My main recollections of the skies during the air raids of World War Two are of the searchlights criss-crossing the
night sky. I now know that they were looking for enemy planes, but I'm not
sure that I realised this at the time. I was very young. Yet something of
the fear must have rubbed off because one year the Christmas lights in
London were set up to look light searchlights, and it sent a shudder through
me. I did not return to London that Christmas.
But I digress. The following recollections come from people a few years
older than me who remember the actual war-time skies quite clearly.
The daytime skies during air raids and the Battle of britain
I vividly remember passing days in September 1940 in my grandmother's back garden,
in glorious weather, and watching the aeroplanes weaving, turning and fighting
each other in the sustained air campaign known as the Battle of Britain. I seem
to remember that our planes were silver and the enemy's were black, but that
may have been childhood fantasy. Anyway, ours won - thank God!
Little did I appreciate the stress and strain of the Spitfire and Hurricane pilots in the sky above me, locked in deadly combat with their enemies. It would only be when there was a momentary burst of gunfire from one of the planes that my schoolboy friends and I would leap from our bikes and run. Then we did appreciate something of the terrible danger these great RAF heroes were in. The occasional vapour trail left by a plane in the clear blue skies above our heads, the flash of sunlight from some part of one of the many planes, twisting and turning in and away from one another. It was like some macabre aerial ballet. Quite beautiful, but totally deadly.
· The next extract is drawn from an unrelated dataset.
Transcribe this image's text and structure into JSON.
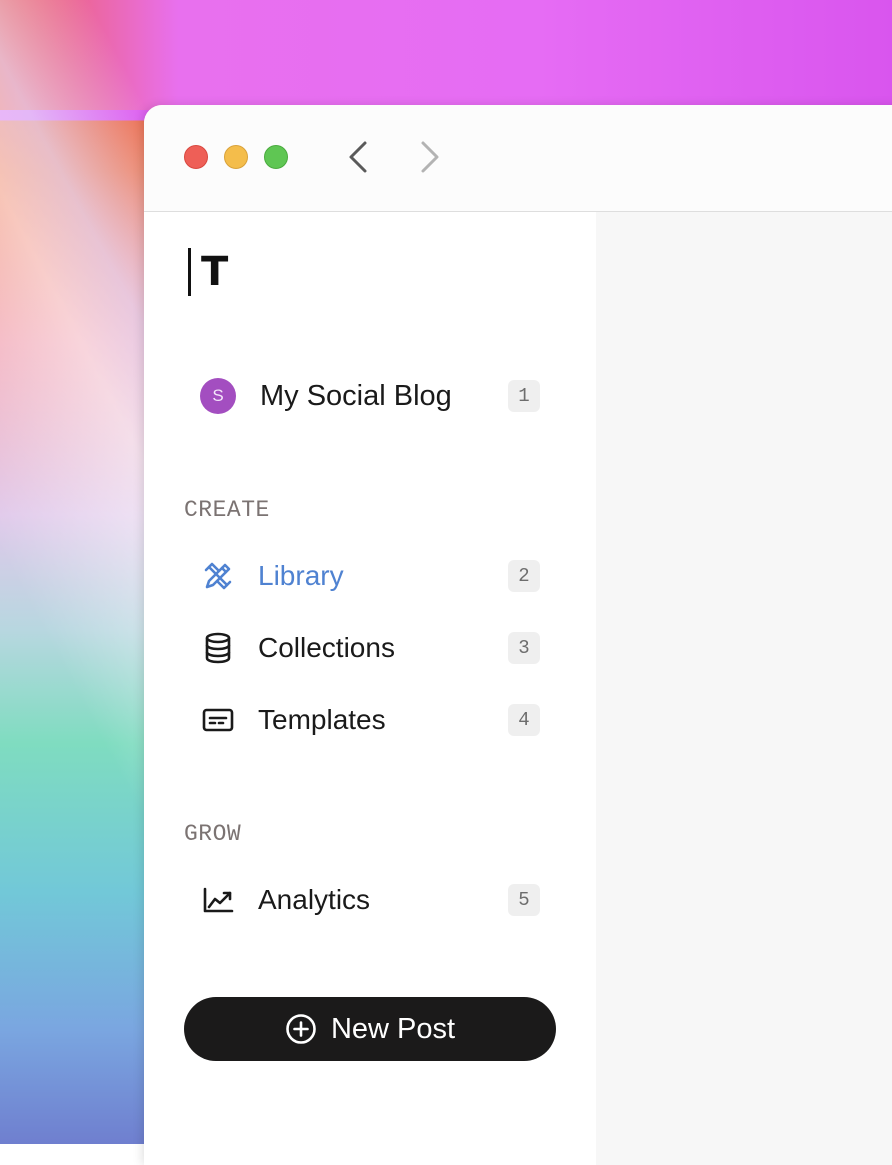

The night-time skies during air raids
Ground staff operating a searchlight. Detail from a screen shot
of an old film
Where my family lived in Orpington, Kent, we were on the flight path from Germany to London. Biggin Hill Aerodrome was also nearby. So we were very much affected by air raids. I remember watching with fascination the dogfights between fighter planes in the skies above us, and at night I slept under the stairs - said to be strongest part of a house, with my parents also squeezing in.
Sometimes my father would "take me up" - out of
our Anderson shelter - to
see what was going on. The shelter faced eastwards from Edmonton
towards Chingford across the Lea Valley and its factory estates.
In front of the shelter doors was a blast wall - a thick brick wall designed to do as its name suggests. We often used to stand behind it, watching all of the planes and searchlights in the sky, the 'tracer' bullets and general hubbub. I think that the 'tracer' bullets got their name because they somehow glowed enabling the gunner to see the trajectory and thus trace and refine his aim.
As I was born in 1937, I was still quite young during the worst of the air raids. Even so, I remember, one night my father holding me up to the windows during the
blackout, and everywhere around was a red glow where the bombs had fallen. We were lucky in Hazel Close, where we lived, though, because there was an anti-aircraft battery nearby, so the German aircraft tried to avoid the area.
When a bomb went through the top of one of the
gasometers in the gasworks along Angel Road,
Edmonton, about a mile due east of us. As you can imagine, the flames
shot several hundreds of feet up into the air. The pitch dark of the
blackout was no longer, what with the searchlights and flashes, etc.
This website Join me in the 1900s is a contribution to the social history of everyday life in early to mid 20th century Britain, seen through personal recollections and illustrations, with the emphasis on what it was like to live in those times. It is © Pat Cryer.